Have you put your Birchwood through your stones? How long is your edge lasting? How much are you using/rotating/alternating at work? I re-etched mine after sharpening it a few times to get rid of the scratch marks

Do you cut paper between stones as you sharpen? Cut paper after stone, deburr through cork, then cut again; you should be able to feel the difference. Get some more corks from work! Felt I think you would have to order online.

I have sharpened my Birchwood, many times. I would say I get a good week's worth out of the edge, but I haven't used it at work in awhile, especially exclusively. It has dropped behind a few other gyutos on the depth chart and hasn't been getting a lot of love lately. Not that it is bad, just have some new knives I've been getting to know.

Eamon Burke
07-25-2011, 04:50 PM
Don't push so hard.

Deburr between stones.

Chase that burr.

Hold your angle steady.

sel1k1
07-26-2011, 03:44 PM
This is a quick update; yesterday I was able to make it to the only leather shop that I know of in Seattle that sells latigo leather, there I searched two giant bins full of latigo scraps, I searched piles and piles and finally I found a nice big piece about 14" wide and 3'(feet?) long.

I don't have anything to load the strop with at the moment and since I won't be getting corks until today, I put the suji and the birchwood through the progressions with deburring on pieces of cardboard inbetween stones.

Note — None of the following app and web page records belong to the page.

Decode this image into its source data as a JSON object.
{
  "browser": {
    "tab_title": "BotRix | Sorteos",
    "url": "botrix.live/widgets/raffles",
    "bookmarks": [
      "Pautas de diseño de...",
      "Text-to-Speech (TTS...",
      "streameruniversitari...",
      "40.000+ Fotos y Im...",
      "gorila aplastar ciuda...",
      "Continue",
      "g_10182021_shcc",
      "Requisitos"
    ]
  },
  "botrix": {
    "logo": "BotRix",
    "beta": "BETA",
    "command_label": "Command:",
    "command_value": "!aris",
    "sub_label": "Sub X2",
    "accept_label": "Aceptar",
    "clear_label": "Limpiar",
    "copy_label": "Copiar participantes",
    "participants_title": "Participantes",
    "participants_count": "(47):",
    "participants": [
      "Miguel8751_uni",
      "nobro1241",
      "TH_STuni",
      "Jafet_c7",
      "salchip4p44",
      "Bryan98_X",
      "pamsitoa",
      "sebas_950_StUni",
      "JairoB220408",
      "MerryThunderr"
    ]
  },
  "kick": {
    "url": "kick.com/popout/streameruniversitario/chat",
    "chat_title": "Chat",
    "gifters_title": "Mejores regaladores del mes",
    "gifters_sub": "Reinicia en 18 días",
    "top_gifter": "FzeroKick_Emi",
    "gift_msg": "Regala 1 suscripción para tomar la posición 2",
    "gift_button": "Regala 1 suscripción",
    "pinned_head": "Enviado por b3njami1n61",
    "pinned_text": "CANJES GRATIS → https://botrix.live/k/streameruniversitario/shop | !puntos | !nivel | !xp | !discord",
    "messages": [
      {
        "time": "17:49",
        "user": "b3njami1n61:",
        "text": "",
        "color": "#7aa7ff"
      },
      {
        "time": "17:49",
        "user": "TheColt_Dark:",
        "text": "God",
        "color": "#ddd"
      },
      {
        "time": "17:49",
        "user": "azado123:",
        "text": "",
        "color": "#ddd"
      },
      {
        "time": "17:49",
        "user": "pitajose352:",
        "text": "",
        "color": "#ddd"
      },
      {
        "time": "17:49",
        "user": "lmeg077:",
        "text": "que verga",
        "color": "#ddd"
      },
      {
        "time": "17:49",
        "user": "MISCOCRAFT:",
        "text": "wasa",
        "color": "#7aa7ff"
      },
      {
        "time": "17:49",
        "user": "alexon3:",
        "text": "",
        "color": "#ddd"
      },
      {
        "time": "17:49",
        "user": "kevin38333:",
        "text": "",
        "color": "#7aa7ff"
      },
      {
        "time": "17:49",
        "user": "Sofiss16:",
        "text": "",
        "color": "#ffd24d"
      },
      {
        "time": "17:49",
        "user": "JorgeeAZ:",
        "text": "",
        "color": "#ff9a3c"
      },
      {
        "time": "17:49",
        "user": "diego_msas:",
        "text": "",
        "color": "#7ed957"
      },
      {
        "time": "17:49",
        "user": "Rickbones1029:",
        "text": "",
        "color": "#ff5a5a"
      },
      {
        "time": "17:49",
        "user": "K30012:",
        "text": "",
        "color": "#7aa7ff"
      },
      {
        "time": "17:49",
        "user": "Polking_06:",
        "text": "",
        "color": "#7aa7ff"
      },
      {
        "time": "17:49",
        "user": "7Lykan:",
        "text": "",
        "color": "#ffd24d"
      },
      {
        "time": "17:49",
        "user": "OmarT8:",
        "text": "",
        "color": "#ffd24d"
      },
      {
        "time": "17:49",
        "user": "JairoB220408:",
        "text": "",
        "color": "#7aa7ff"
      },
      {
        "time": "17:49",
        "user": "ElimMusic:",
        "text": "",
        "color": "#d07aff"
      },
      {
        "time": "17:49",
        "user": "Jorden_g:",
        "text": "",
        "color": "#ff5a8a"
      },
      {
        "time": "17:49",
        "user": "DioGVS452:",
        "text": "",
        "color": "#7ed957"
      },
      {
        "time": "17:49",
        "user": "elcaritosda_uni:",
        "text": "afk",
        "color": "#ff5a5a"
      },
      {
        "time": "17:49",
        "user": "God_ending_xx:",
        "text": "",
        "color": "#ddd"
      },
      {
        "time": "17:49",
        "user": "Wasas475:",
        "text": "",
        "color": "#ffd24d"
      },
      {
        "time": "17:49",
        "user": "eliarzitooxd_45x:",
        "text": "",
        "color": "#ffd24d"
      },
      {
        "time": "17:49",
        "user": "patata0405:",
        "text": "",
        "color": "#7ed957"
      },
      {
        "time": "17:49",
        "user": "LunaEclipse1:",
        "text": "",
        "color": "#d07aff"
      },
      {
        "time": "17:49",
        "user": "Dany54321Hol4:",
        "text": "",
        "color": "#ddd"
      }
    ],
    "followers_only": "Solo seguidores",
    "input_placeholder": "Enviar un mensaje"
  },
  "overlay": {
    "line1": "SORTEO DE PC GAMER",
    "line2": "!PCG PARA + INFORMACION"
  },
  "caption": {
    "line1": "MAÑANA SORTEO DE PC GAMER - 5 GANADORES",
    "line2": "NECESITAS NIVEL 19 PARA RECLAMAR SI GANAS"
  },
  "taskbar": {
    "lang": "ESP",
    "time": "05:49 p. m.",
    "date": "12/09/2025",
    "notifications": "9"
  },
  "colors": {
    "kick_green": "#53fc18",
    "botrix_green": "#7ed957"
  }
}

I also used the cardboard after the last polishing stone then stropped on leather. More finesse was used when going to the 3000 and 8000, not as much pressure.

The edges are much better and do seem a lot more smooth. Goes through a tomato nicely with paper thin. Not exactly fall through push cuts, but just a little motion, it's nice. I will use the suji on our Ahi Sashimi dish we are doing and see how it works out. I should have picked up a 25 lbs of Ahi last night at the grocery store to test out.

sel1k1
07-27-2011, 04:15 PM
It could be a dozen things.

I also doubt that fugi suji ever will.

Are you still using your suji FKH? What angles and sharpening do put it though? Thought I remember reading you have one of these I could be mistaken.

Salty dog
07-27-2011, 08:14 PM
Yes I do. Actually I was thinking of the FKM suji not the FKH. (I get them mixed up)

The FKH is still at 12/16